Our next stop was San Francisco el Alto market located at 2,610 metres above sea level, where buyers and sellers from all over Guatemala gather. The 17th century church of San Francisco de Assis, which we had heard of before could hardly be seen, once there were stalls around it almost "covering" it completely.
One could have easily get lost in this intricate market ground, though the reference meeting point was the animal market located in the highest part of of the "pueblo", which we ended up finding rather interesting.
I bought my first huipil (a ceremonial one) though it did not correspond at all to the ones whose textile designs I had "studied" before travelling, taking into account the intricate symbolic approach to the Mayan iconography and mythological representation and even the colour diversity. I couldn't simply resist its flower embroidered "sleeve"like design in a vibrant violet colour that I had never seen before.
We continued towards Panajachel having stopped at Solola, an important centre of Mayan culture, with its Kaqchikel traditions, confradias and hierarchies. The market is carried out around the Central park, where the Catedral Nuestra Señora de la Asuncion can be seen, as well as the imposing 1916 Central American Tower celebrating the independance dates of Costa Rica, Honduras, Nicaragua and el Salvador.

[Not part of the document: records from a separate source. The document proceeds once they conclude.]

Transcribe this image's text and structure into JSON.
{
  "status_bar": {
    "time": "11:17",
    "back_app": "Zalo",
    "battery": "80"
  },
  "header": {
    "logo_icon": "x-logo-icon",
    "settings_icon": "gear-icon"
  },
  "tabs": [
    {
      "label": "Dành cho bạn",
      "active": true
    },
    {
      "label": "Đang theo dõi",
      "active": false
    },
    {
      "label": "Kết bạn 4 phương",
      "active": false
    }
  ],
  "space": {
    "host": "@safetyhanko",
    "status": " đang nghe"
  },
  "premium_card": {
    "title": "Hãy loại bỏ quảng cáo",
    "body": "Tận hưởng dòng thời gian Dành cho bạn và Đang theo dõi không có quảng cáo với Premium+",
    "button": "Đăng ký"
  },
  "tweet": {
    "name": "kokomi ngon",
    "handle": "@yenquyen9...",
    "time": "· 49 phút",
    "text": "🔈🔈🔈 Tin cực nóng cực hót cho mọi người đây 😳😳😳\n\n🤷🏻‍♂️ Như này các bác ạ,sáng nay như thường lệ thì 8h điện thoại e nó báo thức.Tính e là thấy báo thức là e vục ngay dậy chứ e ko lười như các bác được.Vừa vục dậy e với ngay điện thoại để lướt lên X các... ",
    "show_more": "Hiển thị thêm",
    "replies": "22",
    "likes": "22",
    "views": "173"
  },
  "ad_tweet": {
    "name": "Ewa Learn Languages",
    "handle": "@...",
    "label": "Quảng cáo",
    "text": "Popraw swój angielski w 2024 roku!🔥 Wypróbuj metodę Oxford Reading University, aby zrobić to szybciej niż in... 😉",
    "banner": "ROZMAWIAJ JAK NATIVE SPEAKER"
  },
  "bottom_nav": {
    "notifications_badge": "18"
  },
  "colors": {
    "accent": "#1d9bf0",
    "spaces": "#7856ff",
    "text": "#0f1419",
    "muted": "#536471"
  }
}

Some "naive" paintings on the walls of the Municipality caught our attention and the more I looked around the more "details" I found that "complemented" my information on this beautiful indigenous people. An interesting aspect regarding Solola was the fact that there were two Mayors, an indigenous and a "ladino".
Before heading to Panajachel which we reached by late evening, I still learned how to entwine the woven textile headband in the side plait the indigenous way. The street vendor I bought it from and I still had quite a lot of fun in doing it ...